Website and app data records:

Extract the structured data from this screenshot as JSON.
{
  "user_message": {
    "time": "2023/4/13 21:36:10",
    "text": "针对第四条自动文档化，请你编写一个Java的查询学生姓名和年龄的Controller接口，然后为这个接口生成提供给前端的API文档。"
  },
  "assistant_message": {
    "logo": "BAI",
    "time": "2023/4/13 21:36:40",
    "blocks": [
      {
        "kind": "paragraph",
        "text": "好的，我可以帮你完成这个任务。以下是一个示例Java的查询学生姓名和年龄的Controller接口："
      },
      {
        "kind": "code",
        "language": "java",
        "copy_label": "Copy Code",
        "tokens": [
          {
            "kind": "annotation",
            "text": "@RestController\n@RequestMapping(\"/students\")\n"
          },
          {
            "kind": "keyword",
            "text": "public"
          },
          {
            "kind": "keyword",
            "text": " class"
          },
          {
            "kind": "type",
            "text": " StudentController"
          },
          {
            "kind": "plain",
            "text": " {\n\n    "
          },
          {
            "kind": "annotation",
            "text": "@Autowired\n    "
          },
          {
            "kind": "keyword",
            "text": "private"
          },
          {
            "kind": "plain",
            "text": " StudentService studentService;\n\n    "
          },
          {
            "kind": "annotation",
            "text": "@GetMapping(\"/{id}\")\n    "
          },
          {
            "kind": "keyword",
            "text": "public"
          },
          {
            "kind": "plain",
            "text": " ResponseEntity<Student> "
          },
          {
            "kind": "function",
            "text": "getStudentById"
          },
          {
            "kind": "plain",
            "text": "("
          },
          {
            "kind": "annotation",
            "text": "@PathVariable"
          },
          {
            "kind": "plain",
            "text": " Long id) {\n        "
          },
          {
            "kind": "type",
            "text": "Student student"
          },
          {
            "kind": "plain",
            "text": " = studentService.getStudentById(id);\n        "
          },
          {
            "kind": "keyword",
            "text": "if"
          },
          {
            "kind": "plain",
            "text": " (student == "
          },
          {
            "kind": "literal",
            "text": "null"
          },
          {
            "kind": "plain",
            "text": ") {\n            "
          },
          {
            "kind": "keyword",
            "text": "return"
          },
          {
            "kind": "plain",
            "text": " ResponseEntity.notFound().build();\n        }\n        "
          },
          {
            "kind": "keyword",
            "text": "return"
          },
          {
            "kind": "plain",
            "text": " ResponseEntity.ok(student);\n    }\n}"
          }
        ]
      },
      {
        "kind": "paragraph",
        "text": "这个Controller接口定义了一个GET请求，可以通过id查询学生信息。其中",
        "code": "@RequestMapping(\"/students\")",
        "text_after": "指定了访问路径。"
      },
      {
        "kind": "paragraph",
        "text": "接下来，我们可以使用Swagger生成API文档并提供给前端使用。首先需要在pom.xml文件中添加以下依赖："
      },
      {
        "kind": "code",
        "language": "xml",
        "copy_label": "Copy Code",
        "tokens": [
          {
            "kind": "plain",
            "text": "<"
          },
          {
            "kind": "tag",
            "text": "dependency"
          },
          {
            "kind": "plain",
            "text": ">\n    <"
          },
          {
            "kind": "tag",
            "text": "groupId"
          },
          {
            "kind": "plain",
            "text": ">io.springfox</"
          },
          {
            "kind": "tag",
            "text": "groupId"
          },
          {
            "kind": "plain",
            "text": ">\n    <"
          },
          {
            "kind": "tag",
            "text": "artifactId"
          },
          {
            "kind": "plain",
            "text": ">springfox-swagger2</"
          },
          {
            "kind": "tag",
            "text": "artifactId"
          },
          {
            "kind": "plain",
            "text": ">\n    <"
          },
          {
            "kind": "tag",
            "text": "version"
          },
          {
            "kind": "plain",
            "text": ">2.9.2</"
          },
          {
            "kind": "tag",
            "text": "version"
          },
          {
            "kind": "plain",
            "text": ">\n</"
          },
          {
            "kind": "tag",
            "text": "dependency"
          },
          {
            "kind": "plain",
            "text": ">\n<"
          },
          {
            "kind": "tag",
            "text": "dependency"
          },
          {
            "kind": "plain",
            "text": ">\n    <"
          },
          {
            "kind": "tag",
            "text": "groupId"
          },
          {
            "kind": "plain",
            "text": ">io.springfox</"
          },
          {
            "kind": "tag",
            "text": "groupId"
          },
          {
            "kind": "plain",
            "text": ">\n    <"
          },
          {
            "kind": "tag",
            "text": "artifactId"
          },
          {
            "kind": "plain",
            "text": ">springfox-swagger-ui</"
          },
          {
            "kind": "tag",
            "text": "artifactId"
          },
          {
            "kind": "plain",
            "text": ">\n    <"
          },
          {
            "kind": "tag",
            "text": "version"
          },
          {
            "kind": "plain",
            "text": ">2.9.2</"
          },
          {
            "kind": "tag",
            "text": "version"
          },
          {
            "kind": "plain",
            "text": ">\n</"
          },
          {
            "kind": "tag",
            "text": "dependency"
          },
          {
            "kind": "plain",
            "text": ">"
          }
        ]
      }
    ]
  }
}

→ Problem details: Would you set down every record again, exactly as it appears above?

→ Your response:
Extract the structured data from this screenshot as JSON.
{
  "user_message": {
    "time": "2023/4/13 21:36:10",
    "text": "针对第四条自动文档化，请你编写一个Java的查询学生姓名和年龄的Controller接口，然后为这个接口生成提供给前端的API文档。"
  },
  "assistant_message": {
    "logo": "BAI",
    "time": "2023/4/13 21:36:40",
    "blocks": [
      {
        "kind": "paragraph",
        "text": "好的，我可以帮你完成这个任务。以下是一个示例Java的查询学生姓名和年龄的Controller接口："
      },
      {
        "kind": "code",
        "language": "java",
        "copy_label": "Copy Code",
        "tokens": [
          {
            "kind": "annotation",
            "text": "@RestController\n@RequestMapping(\"/students\")\n"
          },
          {
            "kind": "keyword",
            "text": "public"
          },
          {
            "kind": "keyword",
            "text": " class"
          },
          {
            "kind": "type",
            "text": " StudentController"
          },
          {
            "kind": "plain",
            "text": " {\n\n    "
          },
          {
            "kind": "annotation",
            "text": "@Autowired\n    "
          },
          {
            "kind": "keyword",
            "text": "private"
          },
          {
            "kind": "plain",
            "text": " StudentService studentService;\n\n    "
          },
          {
            "kind": "annotation",
            "text": "@GetMapping(\"/{id}\")\n    "
          },
          {
            "kind": "keyword",
            "text": "public"
          },
          {
            "kind": "plain",
            "text": " ResponseEntity<Student> "
          },
          {
            "kind": "function",
            "text": "getStudentById"
          },
          {
            "kind": "plain",
            "text": "("
          },
          {
            "kind": "annotation",
            "text": "@PathVariable"
          },
          {
            "kind": "plain",
            "text": " Long id) {\n        "
          },
          {
            "kind": "type",
            "text": "Student student"
          },
          {
            "kind": "plain",
            "text": " = studentService.getStudentById(id);\n        "
          },
          {
            "kind": "keyword",
            "text": "if"
          },
          {
            "kind": "plain",
            "text": " (student == "
          },
          {
            "kind": "literal",
            "text": "null"
          },
          {
            "kind": "plain",
            "text": ") {\n            "
          },
          {
            "kind": "keyword",
            "text": "return"
          },
          {
            "kind": "plain",
            "text": " ResponseEntity.notFound().build();\n        }\n        "
          },
          {
            "kind": "keyword",
            "text": "return"
          },
          {
            "kind": "plain",
            "text": " ResponseEntity.ok(student);\n    }\n}"
          }
        ]
      },
      {
        "kind": "paragraph",
        "text": "这个Controller接口定义了一个GET请求，可以通过id查询学生信息。其中",
        "code": "@RequestMapping(\"/students\")",
        "text_after": "指定了访问路径。"
      },
      {
        "kind": "paragraph",
        "text": "接下来，我们可以使用Swagger生成API文档并提供给前端使用。首先需要在pom.xml文件中添加以下依赖："
      },
      {
        "kind": "code",
        "language": "xml",
        "copy_label": "Copy Code",
        "tokens": [
          {
            "kind": "plain",
            "text": "<"
          },
          {
            "kind": "tag",
            "text": "dependency"
          },
          {
            "kind": "plain",
            "text": ">\n    <"
          },
          {
            "kind": "tag",
            "text": "groupId"
          },
          {
            "kind": "plain",
            "text": ">io.springfox</"
          },
          {
            "kind": "tag",
            "text": "groupId"
          },
          {
            "kind": "plain",
            "text": ">\n    <"
          },
          {
            "kind": "tag",
            "text": "artifactId"
          },
          {
            "kind": "plain",
            "text": ">springfox-swagger2</"
          },
          {
            "kind": "tag",
            "text": "artifactId"
          },
          {
            "kind": "plain",
            "text": ">\n    <"
          },
          {
            "kind": "tag",
            "text": "version"
          },
          {
            "kind": "plain",
            "text": ">2.9.2</"
          },
          {
            "kind": "tag",
            "text": "version"
          },
          {
            "kind": "plain",
            "text": ">\n</"
          },
          {
            "kind": "tag",
            "text": "dependency"
          },
          {
            "kind": "plain",
            "text": ">\n<"
          },
          {
            "kind": "tag",
            "text": "dependency"
          },
          {
            "kind": "plain",
            "text": ">\n    <"
          },
          {
            "kind": "tag",
            "text": "groupId"
          },
          {
            "kind": "plain",
            "text": ">io.springfox</"
          },
          {
            "kind": "tag",
            "text": "groupId"
          },
          {
            "kind": "plain",
            "text": ">\n    <"
          },
          {
            "kind": "tag",
            "text": "artifactId"
          },
          {
            "kind": "plain",
            "text": ">springfox-swagger-ui</"
          },
          {
            "kind": "tag",
            "text": "artifactId"
          },
          {
            "kind": "plain",
            "text": ">\n    <"
          },
          {
            "kind": "tag",
            "text": "version"
          },
          {
            "kind": "plain",
            "text": ">2.9.2</"
          },
          {
            "kind": "tag",
            "text": "version"
          },
          {
            "kind": "plain",
            "text": ">\n</"
          },
          {
            "kind": "tag",
            "text": "dependency"
          },
          {
            "kind": "plain",
            "text": ">"
          }
        ]
      }
    ]
  }
}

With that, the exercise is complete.